Task instructions
The answer must be a single number: how many lines in the entries hold the string "Free".

Data
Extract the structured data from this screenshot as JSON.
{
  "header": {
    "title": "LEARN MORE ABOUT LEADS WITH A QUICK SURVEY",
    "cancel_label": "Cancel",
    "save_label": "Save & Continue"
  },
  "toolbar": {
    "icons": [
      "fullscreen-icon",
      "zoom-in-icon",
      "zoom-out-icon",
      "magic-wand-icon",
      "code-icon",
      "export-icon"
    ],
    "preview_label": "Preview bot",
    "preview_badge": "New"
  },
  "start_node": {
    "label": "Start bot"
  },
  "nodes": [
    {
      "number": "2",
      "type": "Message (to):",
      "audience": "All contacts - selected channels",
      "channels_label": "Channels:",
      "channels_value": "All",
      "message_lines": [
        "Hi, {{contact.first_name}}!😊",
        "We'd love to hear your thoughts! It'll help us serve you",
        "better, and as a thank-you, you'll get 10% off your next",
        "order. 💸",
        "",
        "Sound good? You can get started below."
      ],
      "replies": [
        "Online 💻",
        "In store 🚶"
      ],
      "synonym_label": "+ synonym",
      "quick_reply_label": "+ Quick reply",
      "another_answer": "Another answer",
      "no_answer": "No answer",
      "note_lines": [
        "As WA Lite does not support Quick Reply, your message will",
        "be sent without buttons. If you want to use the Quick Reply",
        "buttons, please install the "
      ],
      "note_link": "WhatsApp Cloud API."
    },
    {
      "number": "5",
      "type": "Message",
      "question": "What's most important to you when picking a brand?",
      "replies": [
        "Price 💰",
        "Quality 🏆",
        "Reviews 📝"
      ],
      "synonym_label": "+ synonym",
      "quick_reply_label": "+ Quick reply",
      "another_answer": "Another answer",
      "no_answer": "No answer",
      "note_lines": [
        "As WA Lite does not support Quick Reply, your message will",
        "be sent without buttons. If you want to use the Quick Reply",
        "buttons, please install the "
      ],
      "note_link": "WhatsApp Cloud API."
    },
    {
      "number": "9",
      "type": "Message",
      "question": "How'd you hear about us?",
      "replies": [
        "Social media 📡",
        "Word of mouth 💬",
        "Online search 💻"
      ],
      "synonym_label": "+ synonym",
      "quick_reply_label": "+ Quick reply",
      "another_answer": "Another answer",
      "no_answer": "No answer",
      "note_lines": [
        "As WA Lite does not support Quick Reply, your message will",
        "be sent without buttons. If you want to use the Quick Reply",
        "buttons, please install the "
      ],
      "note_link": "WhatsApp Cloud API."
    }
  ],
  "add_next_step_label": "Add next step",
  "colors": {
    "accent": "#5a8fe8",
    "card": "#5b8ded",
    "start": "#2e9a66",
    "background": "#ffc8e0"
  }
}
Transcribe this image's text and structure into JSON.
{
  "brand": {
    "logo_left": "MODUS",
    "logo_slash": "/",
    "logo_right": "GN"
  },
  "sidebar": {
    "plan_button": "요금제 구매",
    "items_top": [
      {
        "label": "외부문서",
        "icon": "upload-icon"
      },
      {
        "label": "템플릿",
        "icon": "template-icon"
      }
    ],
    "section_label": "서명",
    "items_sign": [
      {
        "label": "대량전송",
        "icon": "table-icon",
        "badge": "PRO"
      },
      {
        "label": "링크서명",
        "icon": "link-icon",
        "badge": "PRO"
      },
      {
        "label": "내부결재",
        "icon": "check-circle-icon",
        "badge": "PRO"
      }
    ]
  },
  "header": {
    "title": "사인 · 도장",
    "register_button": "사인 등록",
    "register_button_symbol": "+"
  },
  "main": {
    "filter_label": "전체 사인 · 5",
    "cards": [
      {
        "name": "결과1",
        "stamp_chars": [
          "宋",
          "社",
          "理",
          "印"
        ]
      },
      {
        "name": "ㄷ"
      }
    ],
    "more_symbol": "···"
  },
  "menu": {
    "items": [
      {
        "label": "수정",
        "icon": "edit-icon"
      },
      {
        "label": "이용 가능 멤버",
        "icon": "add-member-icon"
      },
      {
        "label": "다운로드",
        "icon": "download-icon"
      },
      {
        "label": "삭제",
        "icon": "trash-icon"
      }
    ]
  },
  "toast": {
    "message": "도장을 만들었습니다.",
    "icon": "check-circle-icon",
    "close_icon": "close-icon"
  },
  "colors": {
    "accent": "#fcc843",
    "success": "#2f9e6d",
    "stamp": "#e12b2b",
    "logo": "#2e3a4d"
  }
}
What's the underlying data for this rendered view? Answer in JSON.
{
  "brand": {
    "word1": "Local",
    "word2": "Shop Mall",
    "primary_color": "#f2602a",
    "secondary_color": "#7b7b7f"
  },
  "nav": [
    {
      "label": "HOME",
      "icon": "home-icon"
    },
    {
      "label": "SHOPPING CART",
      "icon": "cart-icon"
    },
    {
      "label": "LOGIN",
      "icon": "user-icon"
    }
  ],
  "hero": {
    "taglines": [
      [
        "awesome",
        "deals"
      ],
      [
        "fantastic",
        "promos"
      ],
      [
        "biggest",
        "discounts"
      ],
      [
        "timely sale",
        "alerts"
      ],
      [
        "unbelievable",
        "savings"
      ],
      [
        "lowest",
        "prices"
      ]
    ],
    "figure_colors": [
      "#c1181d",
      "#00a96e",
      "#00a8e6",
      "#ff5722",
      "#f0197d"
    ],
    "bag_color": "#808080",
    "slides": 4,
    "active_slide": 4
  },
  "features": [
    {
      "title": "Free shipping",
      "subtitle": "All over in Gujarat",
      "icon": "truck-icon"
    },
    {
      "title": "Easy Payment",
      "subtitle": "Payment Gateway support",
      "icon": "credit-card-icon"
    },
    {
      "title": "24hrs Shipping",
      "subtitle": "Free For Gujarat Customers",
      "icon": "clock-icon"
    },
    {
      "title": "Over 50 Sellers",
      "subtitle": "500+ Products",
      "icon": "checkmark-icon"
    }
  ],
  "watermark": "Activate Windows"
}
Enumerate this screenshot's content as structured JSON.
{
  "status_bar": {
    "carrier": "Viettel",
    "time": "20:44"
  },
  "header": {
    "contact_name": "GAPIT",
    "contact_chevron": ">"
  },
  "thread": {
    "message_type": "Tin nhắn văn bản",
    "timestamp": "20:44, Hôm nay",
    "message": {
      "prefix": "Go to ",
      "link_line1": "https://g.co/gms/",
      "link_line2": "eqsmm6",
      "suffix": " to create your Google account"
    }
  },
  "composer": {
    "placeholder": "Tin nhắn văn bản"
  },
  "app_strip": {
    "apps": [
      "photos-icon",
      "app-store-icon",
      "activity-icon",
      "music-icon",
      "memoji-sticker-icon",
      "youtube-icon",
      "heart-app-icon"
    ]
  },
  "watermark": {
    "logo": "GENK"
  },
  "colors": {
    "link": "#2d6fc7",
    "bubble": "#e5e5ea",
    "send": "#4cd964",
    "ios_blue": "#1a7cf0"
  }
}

Answer section
2